Since departing from LWL, Danny has worked on publications like Think Quarterly (above) and Global Agenda. For Think Quarterly, the brief was to get past the PA barrier – Google figured that print and personalisation was the way to go – and they embedded the recipient’s name into each cover. “It’s all about understanding their passion points, pain points and getting through to people. It was about creativity and ideas” said Danny, it was a kind of “print porn”.

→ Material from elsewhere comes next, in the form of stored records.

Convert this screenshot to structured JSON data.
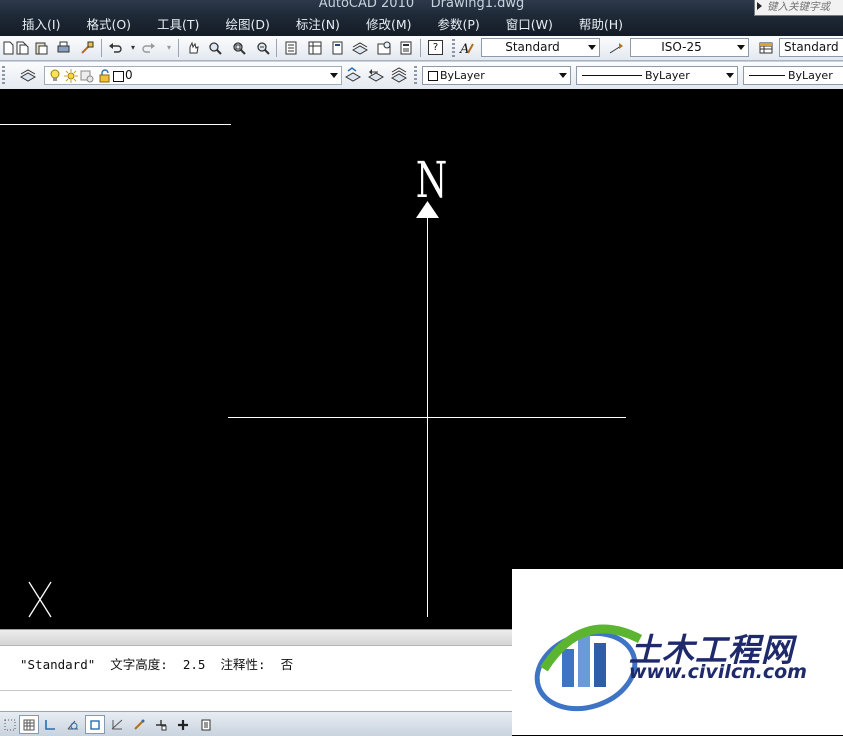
{
  "window": {
    "title": "AutoCAD 2010    Drawing1.dwg",
    "search_placeholder": "键入关键字或"
  },
  "menu": [
    "插入(I)",
    "格式(O)",
    "工具(T)",
    "绘图(D)",
    "标注(N)",
    "修改(M)",
    "参数(P)",
    "窗口(W)",
    "帮助(H)"
  ],
  "toolbar1": {
    "text_style": "Standard",
    "dim_style": "ISO-25",
    "table_style": "Standard"
  },
  "toolbar2": {
    "layer": "0",
    "color": "ByLayer",
    "linetype": "ByLayer",
    "lineweight": "ByLayer"
  },
  "canvas": {
    "background": "#000000",
    "north_label": "N"
  },
  "command": {
    "line": "\"Standard\"  文字高度:  2.5  注释性:  否"
  },
  "watermark": {
    "title": "土木工程网",
    "url": "www.civilcn.com"
  },
  "icons": {
    "toolbar1": [
      "new-icon",
      "open-icon",
      "paste-icon",
      "print-icon",
      "match-properties-icon",
      "undo-icon",
      "redo-icon",
      "pan-icon",
      "zoom-realtime-icon",
      "zoom-window-icon",
      "zoom-previous-icon",
      "properties-icon",
      "design-center-icon",
      "tool-palettes-icon",
      "sheet-set-icon",
      "markup-icon",
      "calculator-icon",
      "help-icon",
      "text-style-icon",
      "dim-style-icon",
      "table-style-icon"
    ],
    "toolbar2": [
      "layer-manager-icon",
      "lightbulb-icon",
      "sun-icon",
      "lock-icon",
      "make-current-icon",
      "layer-previous-icon",
      "layer-states-icon"
    ],
    "statusbar": [
      "snap-icon",
      "grid-icon",
      "ortho-icon",
      "polar-icon",
      "osnap-icon",
      "otrack-icon",
      "ducs-icon",
      "dyn-icon",
      "lineweight-icon",
      "qp-icon"
    ]
  },
  "colors": {
    "toolbar_accent": "#2b4a78",
    "watermark_blue": "#1f2a6b",
    "watermark_green": "#5bb531"
  }
}
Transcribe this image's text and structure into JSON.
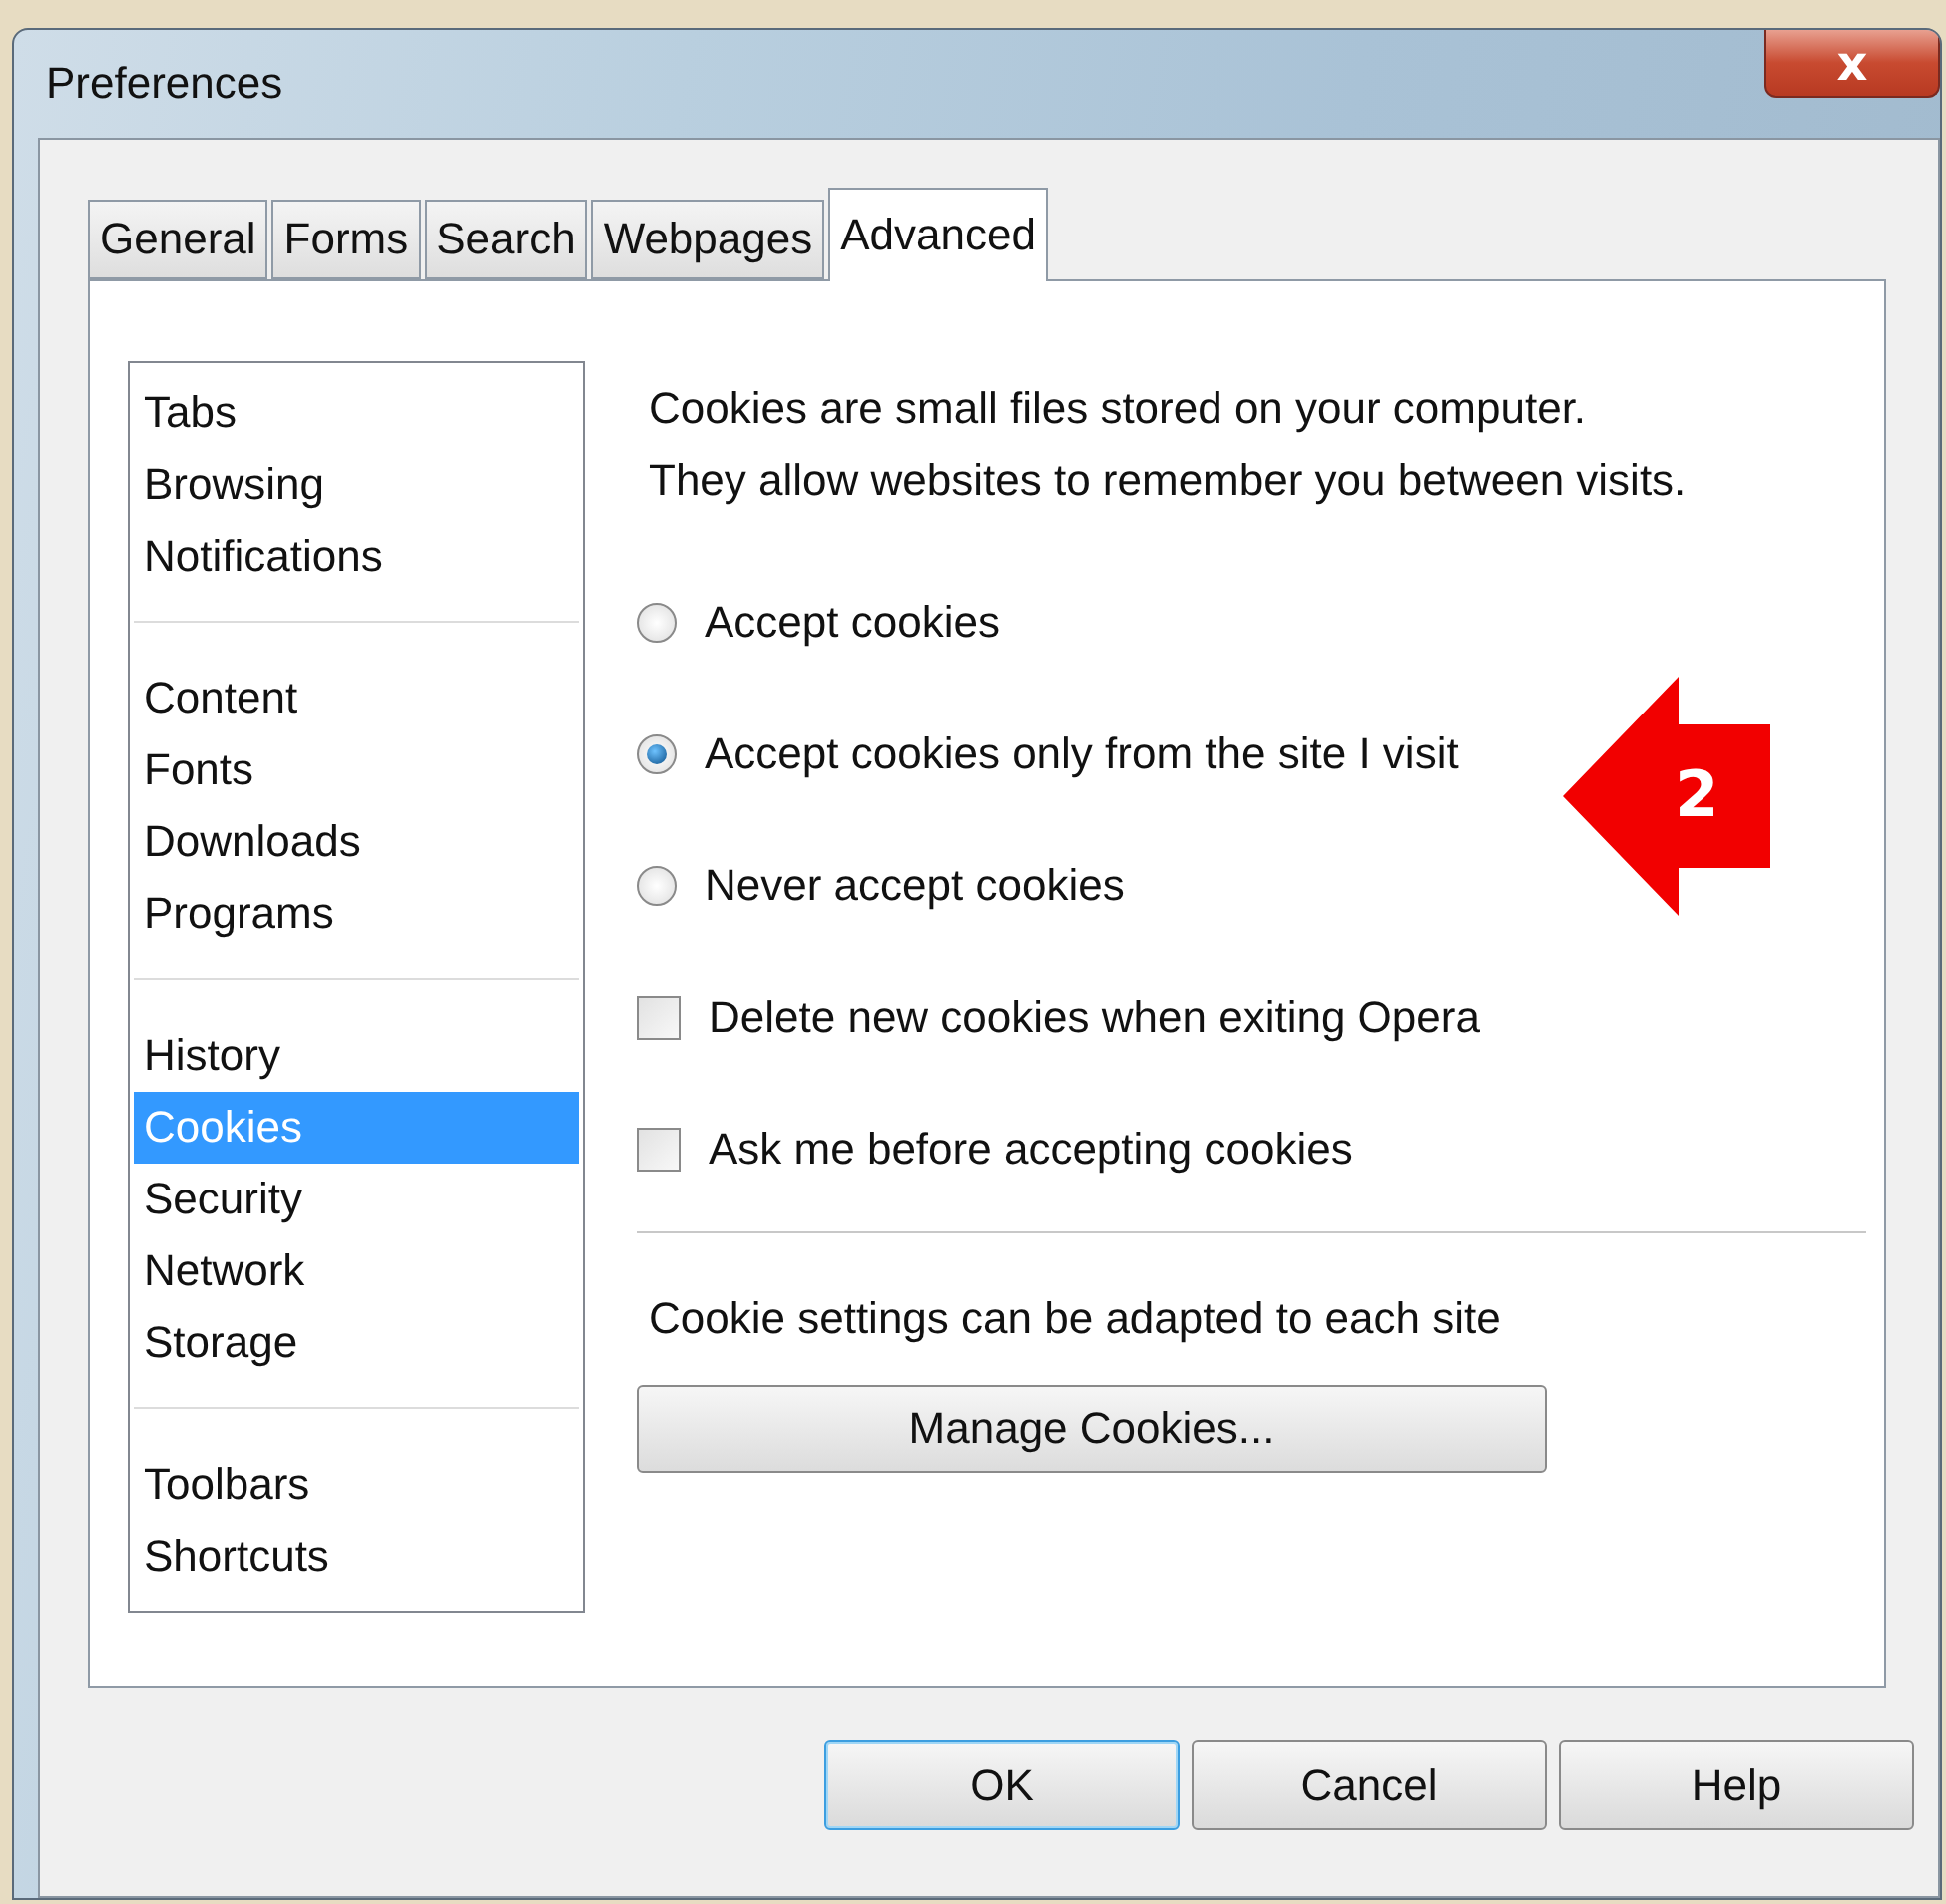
{
  "window": {
    "title": "Preferences",
    "close_label": "x"
  },
  "tabs": [
    {
      "label": "General",
      "selected": false
    },
    {
      "label": "Forms",
      "selected": false
    },
    {
      "label": "Search",
      "selected": false
    },
    {
      "label": "Webpages",
      "selected": false
    },
    {
      "label": "Advanced",
      "selected": true
    }
  ],
  "sidebar": {
    "groups": [
      {
        "items": [
          {
            "label": "Tabs",
            "selected": false
          },
          {
            "label": "Browsing",
            "selected": false
          },
          {
            "label": "Notifications",
            "selected": false
          }
        ]
      },
      {
        "items": [
          {
            "label": "Content",
            "selected": false
          },
          {
            "label": "Fonts",
            "selected": false
          },
          {
            "label": "Downloads",
            "selected": false
          },
          {
            "label": "Programs",
            "selected": false
          }
        ]
      },
      {
        "items": [
          {
            "label": "History",
            "selected": false
          },
          {
            "label": "Cookies",
            "selected": true
          },
          {
            "label": "Security",
            "selected": false
          },
          {
            "label": "Network",
            "selected": false
          },
          {
            "label": "Storage",
            "selected": false
          }
        ]
      },
      {
        "items": [
          {
            "label": "Toolbars",
            "selected": false
          },
          {
            "label": "Shortcuts",
            "selected": false
          }
        ]
      }
    ]
  },
  "description": [
    "Cookies are small files stored on your computer.",
    "They allow websites to remember  you between visits."
  ],
  "options": [
    {
      "kind": "radio",
      "label": "Accept cookies",
      "selected": false
    },
    {
      "kind": "radio",
      "label": "Accept cookies only from the site I visit",
      "selected": true
    },
    {
      "kind": "radio",
      "label": "Never accept cookies",
      "selected": false
    },
    {
      "kind": "checkbox",
      "label": "Delete new cookies when exiting Opera",
      "checked": false
    },
    {
      "kind": "checkbox",
      "label": "Ask me before accepting cookies",
      "checked": false
    }
  ],
  "site_note": "Cookie settings can be adapted to each site",
  "manage_button": "Manage Cookies...",
  "callout": {
    "label": "2"
  },
  "buttons": [
    {
      "label": "OK",
      "default": true
    },
    {
      "label": "Cancel",
      "default": false
    },
    {
      "label": "Help",
      "default": false
    }
  ]
}
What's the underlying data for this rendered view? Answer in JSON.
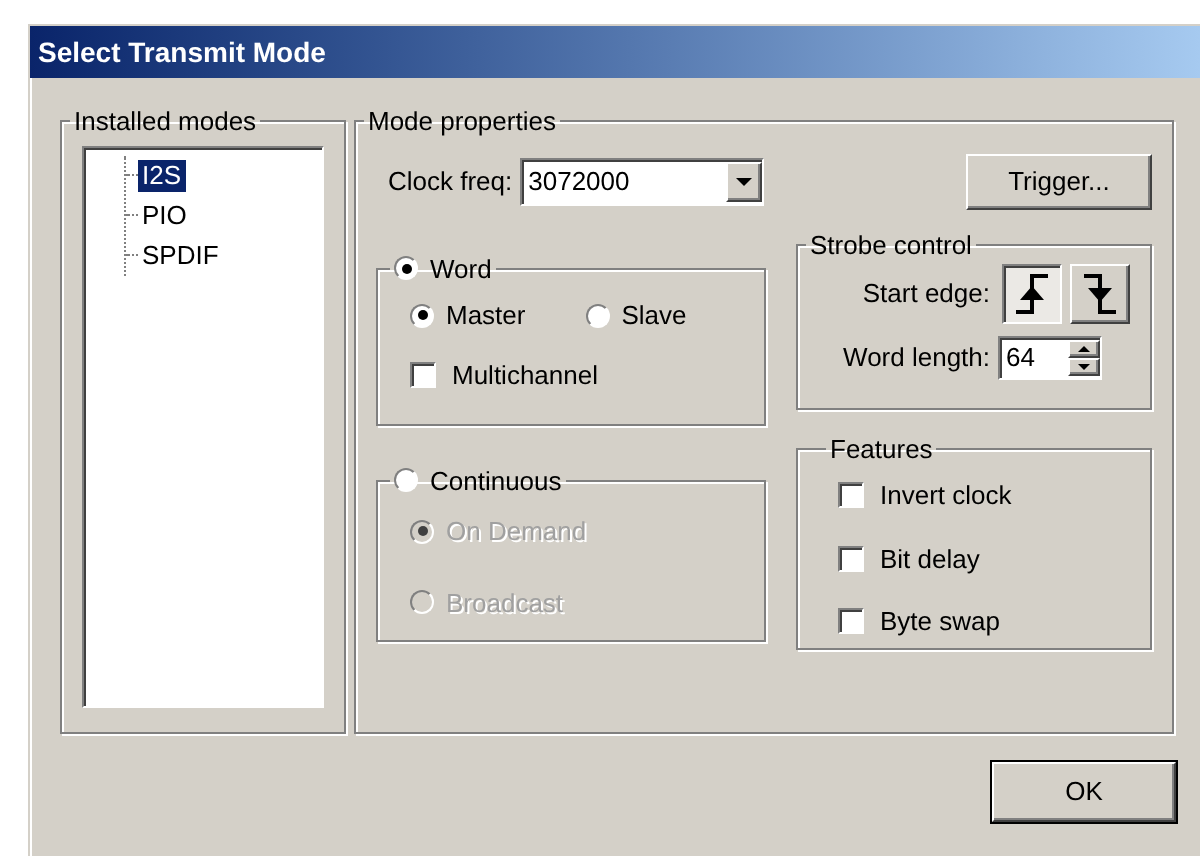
{
  "window": {
    "title": "Select Transmit Mode"
  },
  "installed_modes": {
    "label": "Installed modes",
    "items": [
      {
        "label": "I2S",
        "selected": true
      },
      {
        "label": "PIO",
        "selected": false
      },
      {
        "label": "SPDIF",
        "selected": false
      }
    ]
  },
  "mode_properties": {
    "label": "Mode properties",
    "clock_freq": {
      "label": "Clock freq:",
      "value": "3072000"
    },
    "trigger_button": "Trigger...",
    "word": {
      "label": "Word",
      "selected": true,
      "options": [
        {
          "label": "Master",
          "selected": true
        },
        {
          "label": "Slave",
          "selected": false
        }
      ],
      "multichannel": {
        "label": "Multichannel",
        "checked": false
      }
    },
    "continuous": {
      "label": "Continuous",
      "selected": false,
      "options": [
        {
          "label": "On Demand",
          "selected": true,
          "disabled": true
        },
        {
          "label": "Broadcast",
          "selected": false,
          "disabled": true
        }
      ]
    },
    "strobe_control": {
      "label": "Strobe control",
      "start_edge": {
        "label": "Start edge:",
        "options": [
          {
            "kind": "rising",
            "selected": true
          },
          {
            "kind": "falling",
            "selected": false
          }
        ]
      },
      "word_length": {
        "label": "Word length:",
        "value": "64"
      }
    },
    "features": {
      "label": "Features",
      "items": [
        {
          "label": "Invert clock",
          "checked": false
        },
        {
          "label": "Bit delay",
          "checked": false
        },
        {
          "label": "Byte swap",
          "checked": false
        }
      ]
    }
  },
  "buttons": [
    "OK"
  ]
}
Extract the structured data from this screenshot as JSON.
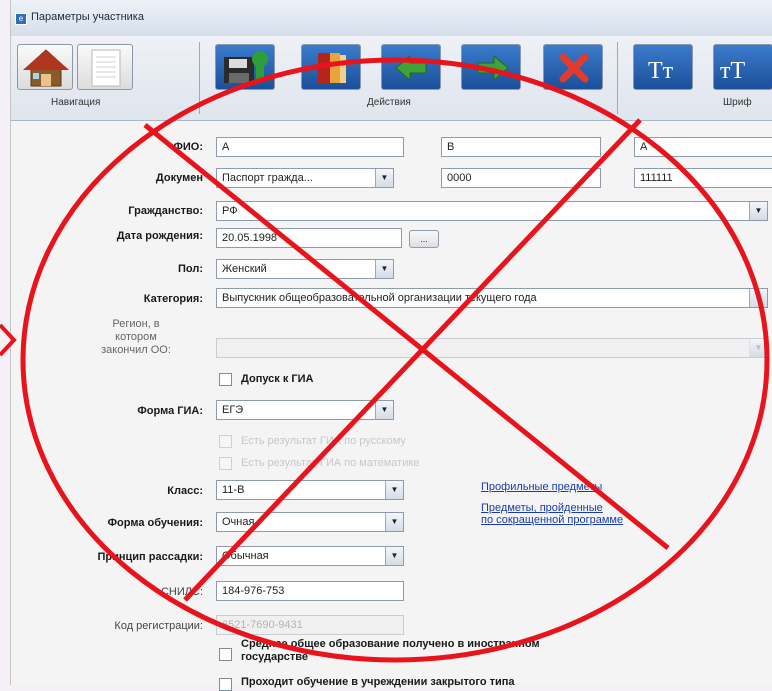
{
  "window": {
    "title": "Параметры участника"
  },
  "toolbar": {
    "groups": {
      "navigation": "Навигация",
      "actions": "Действия",
      "font": "Шриф"
    },
    "buttons": [
      {
        "name": "home-button",
        "icon": "home-icon"
      },
      {
        "name": "document-button",
        "icon": "document-icon"
      },
      {
        "name": "save-button",
        "icon": "save-icon"
      },
      {
        "name": "book-button",
        "icon": "book-icon"
      },
      {
        "name": "back-button",
        "icon": "arrow-left-icon"
      },
      {
        "name": "forward-button",
        "icon": "arrow-right-icon"
      },
      {
        "name": "delete-button",
        "icon": "close-icon"
      },
      {
        "name": "font-decrease-button",
        "icon": "font-size-icon",
        "label": "Tт"
      },
      {
        "name": "font-increase-button",
        "icon": "font-size-icon",
        "label": "тT"
      }
    ]
  },
  "form": {
    "fio": {
      "label": "ФИО:",
      "last": "А",
      "first": "В",
      "middle": "А"
    },
    "document": {
      "label": "Докумен",
      "type": "Паспорт гражда...",
      "series": "0000",
      "number": "111111"
    },
    "citizenship": {
      "label": "Гражданство:",
      "value": "РФ"
    },
    "birth_date": {
      "label": "Дата рождения:",
      "value": "20.05.1998",
      "picker_label": "..."
    },
    "sex": {
      "label": "Пол:",
      "value": "Женский"
    },
    "category": {
      "label": "Категория:",
      "value": "Выпускник общеобразовательной организации текущего года"
    },
    "region": {
      "label_l1": "Регион, в",
      "label_l2": "котором",
      "label_l3": "закончил ОО:",
      "value": ""
    },
    "gia_admission": {
      "label": "Допуск к ГИА",
      "checked": false
    },
    "gia_form": {
      "label": "Форма ГИА:",
      "value": "ЕГЭ"
    },
    "gia_russian": {
      "label": "Есть результат ГИА по русскому"
    },
    "gia_math": {
      "label": "Есть результат ГИА по математике"
    },
    "class": {
      "label": "Класс:",
      "value": "11-В"
    },
    "study_form": {
      "label": "Форма обучения:",
      "value": "Очная"
    },
    "seating": {
      "label": "Принцип рассадки:",
      "value": "Обычная"
    },
    "snils": {
      "label": "СНИЛС:",
      "value": "184-976-753"
    },
    "reg_code": {
      "label": "Код регистрации:",
      "value": "6521-7690-9431"
    },
    "links": {
      "profile_subjects": "Профильные предметы",
      "reduced_l1": "Предметы, пройденные",
      "reduced_l2": "по сокращенной программе"
    },
    "foreign_edu": {
      "label_l1": "Среднее общее образование получено в иностранном",
      "label_l2": "государстве"
    },
    "closed_institution": {
      "label": "Проходит обучение в учреждении закрытого типа"
    }
  },
  "colors": {
    "overlay_red": "#e8131b",
    "toolbar_blue": "#2a66b8"
  }
}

His newest project is Weapons of Reason, a magazine about the biggest challenges facing the world. As many indie magazine makers in London have, Danny began by talking to Steve Watson at Stack. Weapons of Reason takes its name from a Marcus Aurelius quote “Never let the future disturb you. You will meet it, if you have to, with the same weapons of reasons which today arm you against the present” and took D&AD’s Laura Jordan-Bambach’s quote as their brief “We’re in an amazing position as communicators, taking what is intangible to the world and making it understandable to everyone”. It has been designed to be childlike and to feel accessible and issue one of eight will focus on the Arctic and will have no political stance, no opinion and will couple “curiosity and discover with sobriety and authority.”